> [Goal of the exercise]: Spot each line in the records below where the word "JSON" occurs, then copy it.

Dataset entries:
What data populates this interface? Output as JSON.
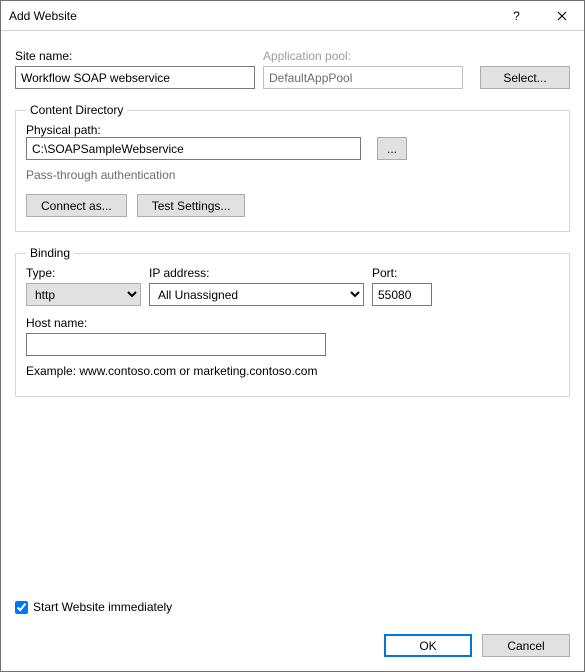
{
  "window": {
    "title": "Add Website"
  },
  "siteName": {
    "label": "Site name:",
    "value": "Workflow SOAP webservice"
  },
  "appPool": {
    "label": "Application pool:",
    "value": "DefaultAppPool",
    "selectBtn": "Select..."
  },
  "contentDir": {
    "legend": "Content Directory",
    "physicalPathLabel": "Physical path:",
    "physicalPath": "C:\\SOAPSampleWebservice",
    "browse": "...",
    "passthrough": "Pass-through authentication",
    "connectAs": "Connect as...",
    "testSettings": "Test Settings..."
  },
  "binding": {
    "legend": "Binding",
    "typeLabel": "Type:",
    "type": "http",
    "ipLabel": "IP address:",
    "ip": "All Unassigned",
    "portLabel": "Port:",
    "port": "55080",
    "hostLabel": "Host name:",
    "host": "",
    "example": "Example: www.contoso.com or marketing.contoso.com"
  },
  "startImmediately": {
    "label": "Start Website immediately",
    "checked": true
  },
  "footer": {
    "ok": "OK",
    "cancel": "Cancel"
  }
}
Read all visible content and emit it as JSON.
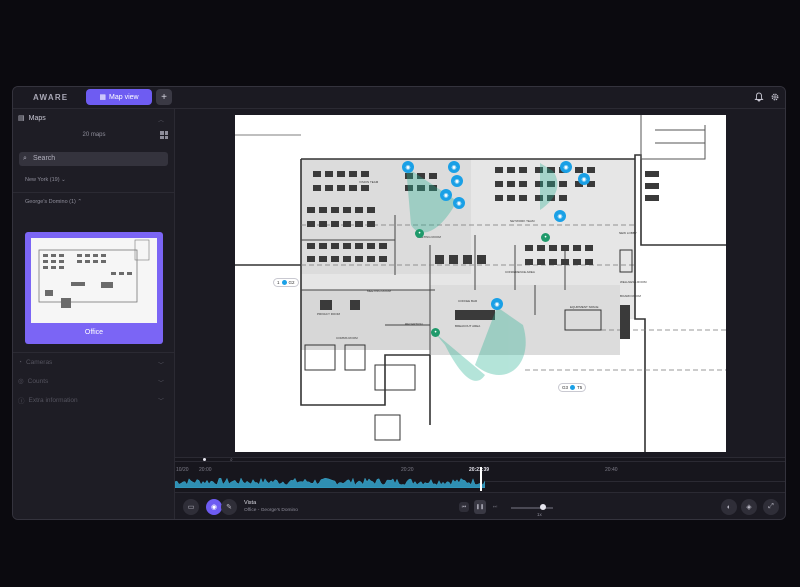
{
  "app": {
    "logo": "AWARE",
    "active_tab": "Map view",
    "add_tab": "+",
    "accent_color": "#6e5cf2"
  },
  "topbar_icons": [
    "bell-icon",
    "gear-icon"
  ],
  "sidebar": {
    "header": "Maps",
    "map_count": "20 maps",
    "search_placeholder": "Search",
    "region_filter": "New York (19)",
    "building_filter": "George's Domino (1)",
    "card_label": "Office",
    "sections": [
      "Cameras",
      "Counts",
      "Extra information"
    ]
  },
  "map": {
    "room_labels": [
      "VISION TEAM",
      "MEETING ROOM",
      "MEETING ROOM",
      "NETWORK TEAM",
      "NEW LOBBY",
      "CONFERENCE AREA",
      "WELLNESS ROOM",
      "EQUIPMENT SPACE",
      "PRIVACY ROOM",
      "COMMS ROOM",
      "RECEPTION",
      "BREAKOUT AREA",
      "COFFEE BAR",
      "BOARD ROOM"
    ],
    "pills": [
      {
        "left": "1",
        "right": "G2"
      },
      {
        "left": "G3",
        "right": "T5"
      }
    ]
  },
  "timeline": {
    "ticks": [
      "10/20",
      "20:00",
      "20:20",
      "20:21:39",
      "20:40"
    ],
    "now": "20:21:39"
  },
  "bottombar": {
    "view_title": "Vista",
    "view_subtitle": "Office - George's Domino",
    "speed": "1x"
  }
}
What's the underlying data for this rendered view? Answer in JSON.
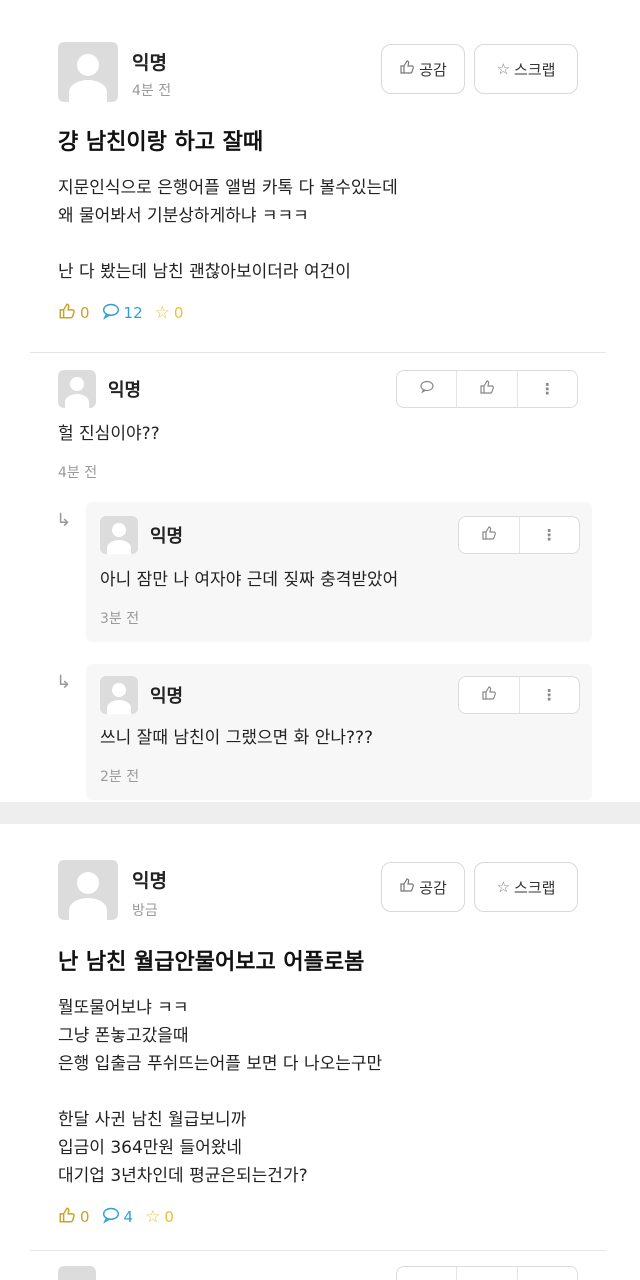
{
  "post1": {
    "author": "익명",
    "time": "4분 전",
    "like_label": "공감",
    "scrap_label": "스크랩",
    "title": "걍 남친이랑 하고 잘때",
    "body": [
      "지문인식으로 은행어플 앨범 카톡 다 볼수있는데",
      "왜 물어봐서 기분상하게하냐 ㅋㅋㅋ",
      "",
      "난 다 봤는데 남친 괜찮아보이더라 여건이"
    ],
    "likes": "0",
    "comments": "12",
    "scraps": "0"
  },
  "comment1": {
    "author": "익명",
    "text": "헐 진심이야??",
    "time": "4분 전"
  },
  "reply1": {
    "author": "익명",
    "text": "아니 잠만 나 여자야 근데 짖짜 충격받았어",
    "time": "3분 전"
  },
  "reply2": {
    "author": "익명",
    "text": "쓰니 잘때 남친이 그랬으면 화 안나???",
    "time": "2분 전"
  },
  "post2": {
    "author": "익명",
    "time": "방금",
    "like_label": "공감",
    "scrap_label": "스크랩",
    "title": "난 남친 월급안물어보고 어플로봄",
    "body": [
      "뭘또물어보냐 ㅋㅋ",
      "그냥 폰놓고갔을때",
      "은행 입출금 푸쉬뜨는어플 보면 다 나오는구만",
      "",
      "한달 사귄 남친 월급보니까",
      "입금이 364만원 들어왔네",
      "대기업 3년차인데 평균은되는건가?"
    ],
    "likes": "0",
    "comments": "4",
    "scraps": "0"
  },
  "icons": {
    "like": "thumbs-up-icon",
    "comment": "speech-bubble-icon",
    "scrap": "star-icon",
    "more": "vertical-dots-icon",
    "reply": "reply-arrow-icon"
  },
  "colors": {
    "like": "#c9a227",
    "comment": "#2f9fd6",
    "scrap": "#e8c13a"
  }
}
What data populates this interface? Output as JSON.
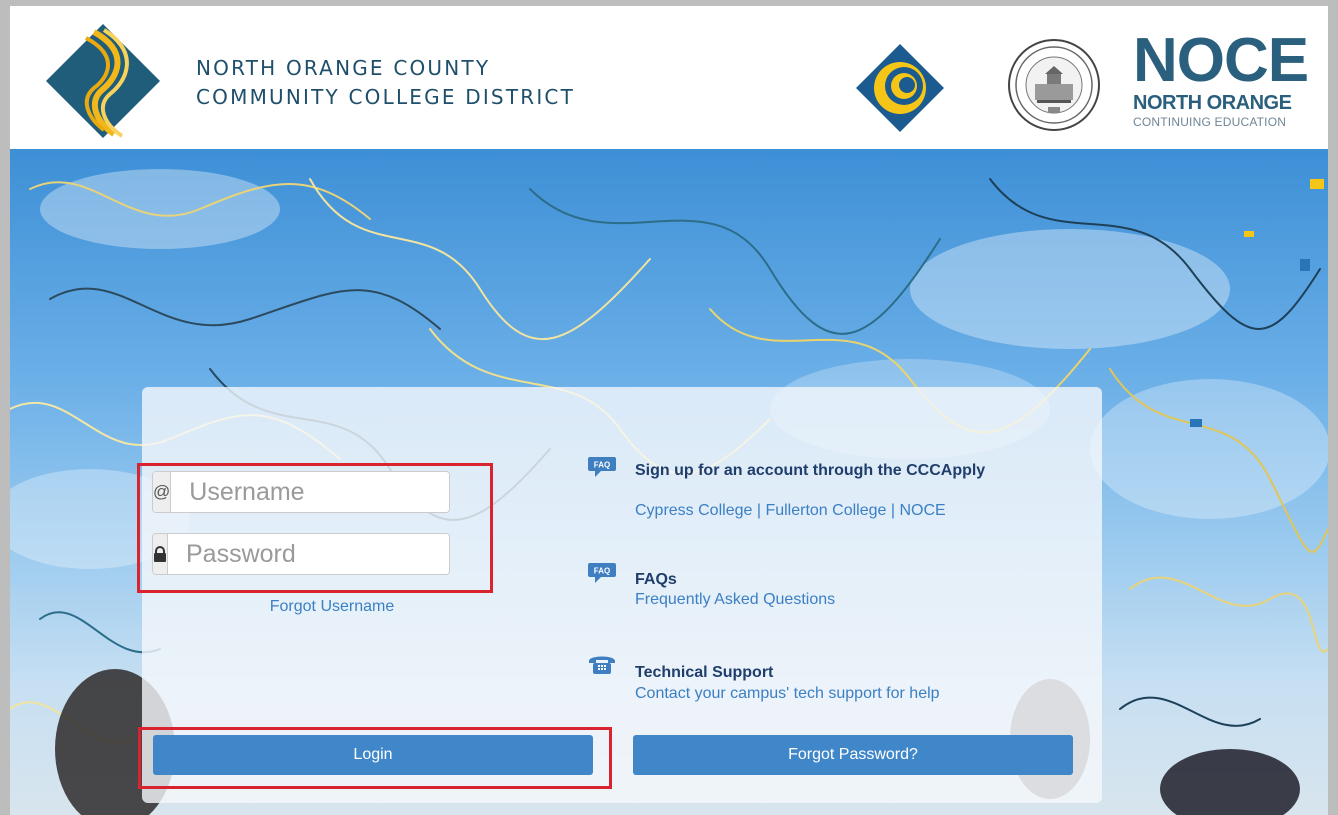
{
  "header": {
    "district_line1": "NORTH ORANGE COUNTY",
    "district_line2": "COMMUNITY COLLEGE DISTRICT",
    "noce_big": "NOCE",
    "noce_line1": "NORTH ORANGE",
    "noce_line2": "CONTINUING EDUCATION"
  },
  "login": {
    "username_addon": "@",
    "username_placeholder": "Username",
    "password_placeholder": "Password",
    "forgot_username": "Forgot Username",
    "login_button": "Login",
    "forgot_password_button": "Forgot Password?"
  },
  "info": {
    "signup_title": "Sign up for an account through the CCCApply",
    "signup_links": [
      "Cypress College",
      "Fullerton College",
      "NOCE"
    ],
    "signup_separator": " | ",
    "faq_title": "FAQs",
    "faq_sub": "Frequently Asked Questions",
    "tech_title": "Technical Support",
    "tech_sub": "Contact your campus' tech support for help"
  },
  "icons": {
    "faq_bubble": "FAQ",
    "colors": {
      "district_blue": "#1f5d7a",
      "district_gold": "#f2b81b",
      "cypress_blue": "#1c5b8f",
      "cypress_gold": "#f5c518",
      "button_blue": "#3f87c9",
      "highlight_red": "#d9232e"
    }
  }
}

> [Exercise result]:
What data populates this interface? Output as JSON.
Read all visible content and emit it as JSON.
What's the underlying data for this rendered view? Answer in JSON.
What data populates this interface? Output as JSON.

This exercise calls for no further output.